═══ PROVIDED MATERIAL ═══

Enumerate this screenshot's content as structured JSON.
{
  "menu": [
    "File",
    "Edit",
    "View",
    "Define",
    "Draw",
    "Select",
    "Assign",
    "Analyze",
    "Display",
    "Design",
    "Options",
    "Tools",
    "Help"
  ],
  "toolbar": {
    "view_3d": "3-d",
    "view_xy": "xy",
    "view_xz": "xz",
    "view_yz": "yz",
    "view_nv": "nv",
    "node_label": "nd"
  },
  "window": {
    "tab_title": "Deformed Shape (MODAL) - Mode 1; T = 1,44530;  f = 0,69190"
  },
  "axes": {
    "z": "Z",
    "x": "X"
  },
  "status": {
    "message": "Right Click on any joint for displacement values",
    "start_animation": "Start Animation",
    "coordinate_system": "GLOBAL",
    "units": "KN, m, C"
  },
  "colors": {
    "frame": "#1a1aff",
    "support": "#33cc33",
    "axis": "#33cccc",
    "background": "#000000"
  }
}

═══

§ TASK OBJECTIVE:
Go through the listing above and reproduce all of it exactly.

§ PROBLEM SOLUTION:
Enumerate this screenshot's content as structured JSON.
{
  "menu": [
    "File",
    "Edit",
    "View",
    "Define",
    "Draw",
    "Select",
    "Assign",
    "Analyze",
    "Display",
    "Design",
    "Options",
    "Tools",
    "Help"
  ],
  "toolbar": {
    "view_3d": "3-d",
    "view_xy": "xy",
    "view_xz": "xz",
    "view_yz": "yz",
    "view_nv": "nv",
    "node_label": "nd"
  },
  "window": {
    "tab_title": "Deformed Shape (MODAL) - Mode 1; T = 1,44530;  f = 0,69190"
  },
  "axes": {
    "z": "Z",
    "x": "X"
  },
  "status": {
    "message": "Right Click on any joint for displacement values",
    "start_animation": "Start Animation",
    "coordinate_system": "GLOBAL",
    "units": "KN, m, C"
  },
  "colors": {
    "frame": "#1a1aff",
    "support": "#33cc33",
    "axis": "#33cccc",
    "background": "#000000"
  }
}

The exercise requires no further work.